Format

Send to

Choose Destination
Diabetes. 2018 Jun;67(6):1086-1092. doi: 10.2337/db17-1236. Epub 2018 Apr 5.

A Pharmacogenetic Approach to the Treatment of Patients With PPARG Mutations.

Author information

1
The University of Cambridge Metabolic Research Laboratories, Wellcome Trust-MRC Institute of Metabolic Science, Cambridge, U.K.
2
The National Institute for Health Research Cambridge Biomedical Research Centre, Cambridge, U.K.
3
Greenlane Diabetes Centre, Auckland Hospital, Auckland, New Zealand.
4
Leicester Institute of Structural and Chemical Biology, Department of Molecular and Cell Biology, University of Leicester, Leicester, U.K.
5
Department of Biochemistry and Molecular Biology, Faculty of Medicine, University of Debrecen, Debrecen, Hungary.
6
Division of Chemical Pathology, Department of Pathology, University of Cape Town and National Health Laboratory Service, Cape Town, South Africa.
7
Program in Medical and Population Genetics, Broad Institute, Cambridge, MA.
8
Leicester Institute of Structural and Chemical Biology, Department of Molecular and Cell Biology, University of Leicester, Leicester, U.K. dbs23@medschl.cam.ac.uk kkc1@medschl.cam.ac.uk r.murphy@auckland.ac.nz dirk.blom@uct.ac.za js336@leicester.ac.uk.
9
Department of Medicine, University of Cape Town Health Science Faculty, Cape Town, South Africa dbs23@medschl.cam.ac.uk kkc1@medschl.cam.ac.uk r.murphy@auckland.ac.nz dirk.blom@uct.ac.za js336@leicester.ac.uk.
10
Greenlane Diabetes Centre, Auckland Hospital, Auckland, New Zealand dbs23@medschl.cam.ac.uk kkc1@medschl.cam.ac.uk r.murphy@auckland.ac.nz dirk.blom@uct.ac.za js336@leicester.ac.uk.
11
Department of Medicine, Faculty of Medical and Health Sciences, University of Auckland, Auckland, New Zealand.
12
The University of Cambridge Metabolic Research Laboratories, Wellcome Trust-MRC Institute of Metabolic Science, Cambridge, U.K. dbs23@medschl.cam.ac.uk kkc1@medschl.cam.ac.uk r.murphy@auckland.ac.nz dirk.blom@uct.ac.za js336@leicester.ac.uk.

Abstract
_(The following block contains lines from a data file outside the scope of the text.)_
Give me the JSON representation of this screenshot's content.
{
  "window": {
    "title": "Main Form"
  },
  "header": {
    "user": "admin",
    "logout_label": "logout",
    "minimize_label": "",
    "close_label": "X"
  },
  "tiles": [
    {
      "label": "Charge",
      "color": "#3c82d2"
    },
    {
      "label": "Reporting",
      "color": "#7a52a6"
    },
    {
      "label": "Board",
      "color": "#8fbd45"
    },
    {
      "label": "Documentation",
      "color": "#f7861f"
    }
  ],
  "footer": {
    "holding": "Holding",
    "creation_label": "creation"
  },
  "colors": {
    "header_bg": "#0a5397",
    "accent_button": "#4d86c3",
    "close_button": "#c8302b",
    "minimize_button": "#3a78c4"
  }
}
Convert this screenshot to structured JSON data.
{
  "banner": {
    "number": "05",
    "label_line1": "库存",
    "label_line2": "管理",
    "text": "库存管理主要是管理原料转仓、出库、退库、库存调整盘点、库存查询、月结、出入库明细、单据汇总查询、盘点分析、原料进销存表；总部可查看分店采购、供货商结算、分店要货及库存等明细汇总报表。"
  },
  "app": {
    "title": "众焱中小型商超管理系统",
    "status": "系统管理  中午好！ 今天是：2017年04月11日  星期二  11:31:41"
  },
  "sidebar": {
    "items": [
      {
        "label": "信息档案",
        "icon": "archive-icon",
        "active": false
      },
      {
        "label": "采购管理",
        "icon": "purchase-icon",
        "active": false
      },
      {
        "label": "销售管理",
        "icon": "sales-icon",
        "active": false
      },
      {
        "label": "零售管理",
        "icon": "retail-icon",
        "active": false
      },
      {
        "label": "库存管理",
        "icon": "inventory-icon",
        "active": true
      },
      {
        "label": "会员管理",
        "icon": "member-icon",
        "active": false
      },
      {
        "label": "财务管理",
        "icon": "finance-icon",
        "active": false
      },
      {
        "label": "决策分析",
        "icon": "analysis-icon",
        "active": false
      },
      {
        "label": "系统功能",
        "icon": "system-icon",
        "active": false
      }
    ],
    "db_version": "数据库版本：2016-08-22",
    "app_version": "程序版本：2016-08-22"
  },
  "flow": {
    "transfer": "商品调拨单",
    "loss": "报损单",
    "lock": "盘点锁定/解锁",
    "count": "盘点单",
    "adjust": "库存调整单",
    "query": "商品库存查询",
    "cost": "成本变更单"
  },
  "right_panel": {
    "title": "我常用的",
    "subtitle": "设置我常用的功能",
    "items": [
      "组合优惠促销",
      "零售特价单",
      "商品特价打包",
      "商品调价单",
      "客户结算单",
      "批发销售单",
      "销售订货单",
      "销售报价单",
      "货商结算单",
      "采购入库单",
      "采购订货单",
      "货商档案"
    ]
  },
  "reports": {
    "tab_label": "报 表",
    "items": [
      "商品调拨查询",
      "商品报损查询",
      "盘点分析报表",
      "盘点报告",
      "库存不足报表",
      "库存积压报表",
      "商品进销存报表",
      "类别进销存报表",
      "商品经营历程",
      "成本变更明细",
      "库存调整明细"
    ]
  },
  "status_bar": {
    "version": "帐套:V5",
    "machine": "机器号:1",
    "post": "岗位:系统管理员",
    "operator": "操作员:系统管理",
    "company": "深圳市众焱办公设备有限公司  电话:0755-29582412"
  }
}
Loss-of-function mutations in PPARG cause familial partial lipodystrophy type 3 (FPLD3) and severe metabolic disease in many patients. Missense mutations in PPARG are present in ∼1 in 500 people. Although mutations are often binarily classified as benign or deleterious, prospective functional classification of all missense PPARG variants suggests that their impact is graded. Furthermore, in testing novel mutations with both prototypic endogenous (e.g., prostaglandin J2 [PGJ2]) and synthetic ligands (thiazolidinediones, tyrosine agonists), we observed that synthetic agonists selectively rescue function of some peroxisome proliferator-activated receptor-γ (PPARγ) mutants. We report on patients with FPLD3 who harbor two such PPARγ mutations (R308P and A261E). Both PPARγ mutants exhibit negligible constitutive or PGJ2-induced transcriptional activity but respond readily to synthetic agonists in vitro, with structural modeling providing a basis for such differential ligand-dependent responsiveness. Concordant with this finding, dramatic clinical improvement was seen after pioglitazone treatment of a patient with R308P mutant PPARγ. A patient with A261E mutant PPARγ also responded beneficially to rosiglitazone, although cardiomyopathy precluded prolonged thiazolidinedione use. These observations indicate that detailed structural and functional classification can be used to inform therapeutic decisions in patients with PPARG mutations.

PMID:
29622583
PMCID:
PMC5967605
DOI:
10.2337/db17-1236
[Indexed for MEDLINE]
Free PMC Article

Supplemental Content

Full text links

Icon for HighWire Icon for PubMed Central
Loading ...
Support Center